» Task:
Filter the data below, keeping only lines that contain "face".
═════ Material to process
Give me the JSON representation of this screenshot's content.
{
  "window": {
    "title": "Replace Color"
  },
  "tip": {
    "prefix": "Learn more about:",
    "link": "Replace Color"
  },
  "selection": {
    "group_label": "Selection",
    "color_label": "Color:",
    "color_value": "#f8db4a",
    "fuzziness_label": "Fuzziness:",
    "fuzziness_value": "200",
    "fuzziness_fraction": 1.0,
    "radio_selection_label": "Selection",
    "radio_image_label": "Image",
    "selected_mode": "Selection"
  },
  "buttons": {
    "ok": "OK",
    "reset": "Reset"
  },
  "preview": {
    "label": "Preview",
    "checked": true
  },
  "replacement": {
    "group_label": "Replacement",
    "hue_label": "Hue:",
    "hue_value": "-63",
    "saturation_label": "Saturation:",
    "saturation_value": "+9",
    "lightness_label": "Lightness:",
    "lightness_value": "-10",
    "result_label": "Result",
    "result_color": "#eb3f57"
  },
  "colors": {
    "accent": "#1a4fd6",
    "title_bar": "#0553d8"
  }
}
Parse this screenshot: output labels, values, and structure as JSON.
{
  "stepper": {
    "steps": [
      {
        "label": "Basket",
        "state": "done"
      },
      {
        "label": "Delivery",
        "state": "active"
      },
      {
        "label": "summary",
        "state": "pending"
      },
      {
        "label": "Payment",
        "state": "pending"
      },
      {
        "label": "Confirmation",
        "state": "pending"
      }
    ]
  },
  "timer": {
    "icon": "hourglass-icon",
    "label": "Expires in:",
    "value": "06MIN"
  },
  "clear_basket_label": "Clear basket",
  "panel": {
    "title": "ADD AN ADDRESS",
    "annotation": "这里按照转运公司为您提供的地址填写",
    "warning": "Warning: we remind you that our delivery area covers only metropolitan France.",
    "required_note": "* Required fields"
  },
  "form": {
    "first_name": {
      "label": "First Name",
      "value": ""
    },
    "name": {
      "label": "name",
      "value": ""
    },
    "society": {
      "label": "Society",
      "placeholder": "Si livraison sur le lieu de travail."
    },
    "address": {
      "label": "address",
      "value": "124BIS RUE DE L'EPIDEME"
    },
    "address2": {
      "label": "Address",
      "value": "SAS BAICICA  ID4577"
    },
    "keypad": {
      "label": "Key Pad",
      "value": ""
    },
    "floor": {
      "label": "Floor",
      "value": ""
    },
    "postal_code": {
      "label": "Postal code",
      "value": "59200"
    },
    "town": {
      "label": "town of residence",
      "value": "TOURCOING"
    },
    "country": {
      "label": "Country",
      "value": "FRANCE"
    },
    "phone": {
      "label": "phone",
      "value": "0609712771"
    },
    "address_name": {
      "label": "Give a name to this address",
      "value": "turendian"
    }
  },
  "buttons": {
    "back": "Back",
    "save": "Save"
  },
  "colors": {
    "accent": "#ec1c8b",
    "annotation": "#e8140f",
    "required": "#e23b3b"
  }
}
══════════
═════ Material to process
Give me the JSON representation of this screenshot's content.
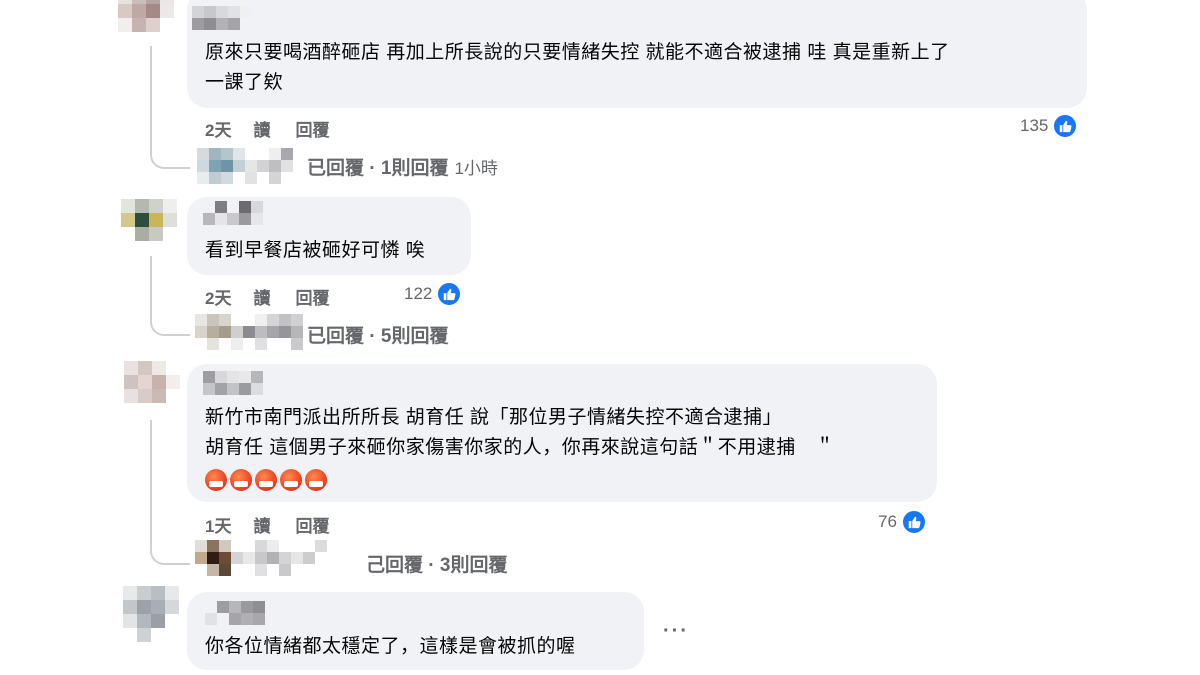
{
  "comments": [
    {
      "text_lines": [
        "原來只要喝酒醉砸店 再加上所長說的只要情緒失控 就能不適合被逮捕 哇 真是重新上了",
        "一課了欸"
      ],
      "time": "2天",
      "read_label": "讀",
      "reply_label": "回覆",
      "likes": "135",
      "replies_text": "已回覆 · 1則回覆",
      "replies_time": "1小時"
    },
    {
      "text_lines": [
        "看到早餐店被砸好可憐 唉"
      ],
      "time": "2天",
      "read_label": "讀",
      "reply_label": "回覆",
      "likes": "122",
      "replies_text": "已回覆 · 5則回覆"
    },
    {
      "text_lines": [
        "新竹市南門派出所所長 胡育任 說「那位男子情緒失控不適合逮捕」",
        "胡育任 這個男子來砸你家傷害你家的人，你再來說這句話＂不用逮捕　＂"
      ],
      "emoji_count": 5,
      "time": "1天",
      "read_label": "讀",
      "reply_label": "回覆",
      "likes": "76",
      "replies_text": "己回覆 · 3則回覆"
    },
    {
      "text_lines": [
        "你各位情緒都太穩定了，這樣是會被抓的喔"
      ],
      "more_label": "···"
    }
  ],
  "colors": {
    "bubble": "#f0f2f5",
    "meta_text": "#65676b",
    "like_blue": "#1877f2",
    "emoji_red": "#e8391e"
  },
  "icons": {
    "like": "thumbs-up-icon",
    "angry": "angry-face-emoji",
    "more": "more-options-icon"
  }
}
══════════
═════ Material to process
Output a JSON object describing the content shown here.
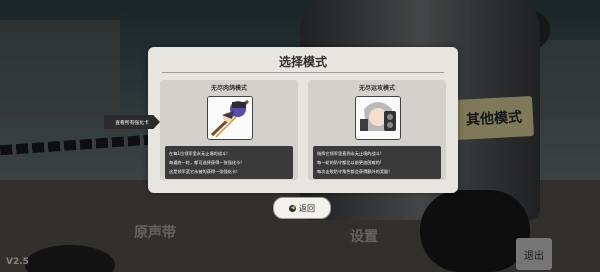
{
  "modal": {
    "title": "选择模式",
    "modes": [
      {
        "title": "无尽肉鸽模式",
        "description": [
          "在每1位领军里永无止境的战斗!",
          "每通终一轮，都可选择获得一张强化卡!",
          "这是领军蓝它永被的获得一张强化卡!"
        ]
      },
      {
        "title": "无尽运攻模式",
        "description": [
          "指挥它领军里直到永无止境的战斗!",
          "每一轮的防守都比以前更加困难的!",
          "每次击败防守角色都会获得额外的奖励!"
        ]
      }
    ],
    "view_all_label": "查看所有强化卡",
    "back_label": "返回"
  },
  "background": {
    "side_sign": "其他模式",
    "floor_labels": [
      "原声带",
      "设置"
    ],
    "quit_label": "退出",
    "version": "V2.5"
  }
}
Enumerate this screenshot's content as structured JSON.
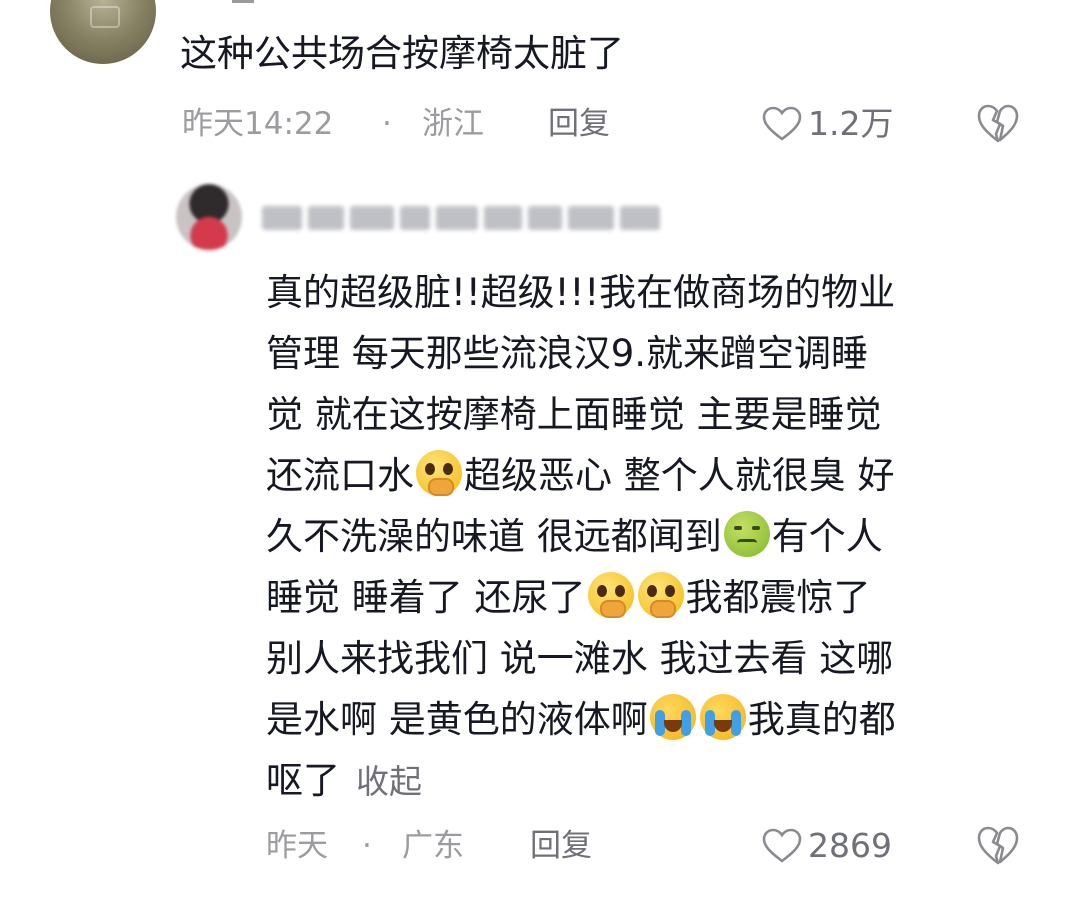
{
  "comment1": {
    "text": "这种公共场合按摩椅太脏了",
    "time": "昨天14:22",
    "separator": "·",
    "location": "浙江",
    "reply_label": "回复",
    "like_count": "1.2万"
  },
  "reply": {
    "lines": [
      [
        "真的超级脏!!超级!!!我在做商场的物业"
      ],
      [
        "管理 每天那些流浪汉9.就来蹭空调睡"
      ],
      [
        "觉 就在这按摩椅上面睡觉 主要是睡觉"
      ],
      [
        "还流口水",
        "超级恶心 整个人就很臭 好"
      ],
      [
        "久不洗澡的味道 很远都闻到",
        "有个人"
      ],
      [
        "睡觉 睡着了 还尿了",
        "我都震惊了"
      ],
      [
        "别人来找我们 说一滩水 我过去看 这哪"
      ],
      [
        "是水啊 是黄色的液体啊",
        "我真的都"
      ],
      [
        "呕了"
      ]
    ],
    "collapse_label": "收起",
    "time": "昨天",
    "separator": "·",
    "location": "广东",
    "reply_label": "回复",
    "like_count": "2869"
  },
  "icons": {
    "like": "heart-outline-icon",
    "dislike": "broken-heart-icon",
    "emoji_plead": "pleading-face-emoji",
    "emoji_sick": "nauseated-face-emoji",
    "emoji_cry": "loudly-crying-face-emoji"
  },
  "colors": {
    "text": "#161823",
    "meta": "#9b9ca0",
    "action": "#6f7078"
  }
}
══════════
» Answer to this exercise:
    "angry": "angry-face-emoji",
    "emoji_plead": "pleading-face-emoji",
    "emoji_sick": "nauseated-face-emoji",
    "emoji_cry": "loudly-crying-face-emoji"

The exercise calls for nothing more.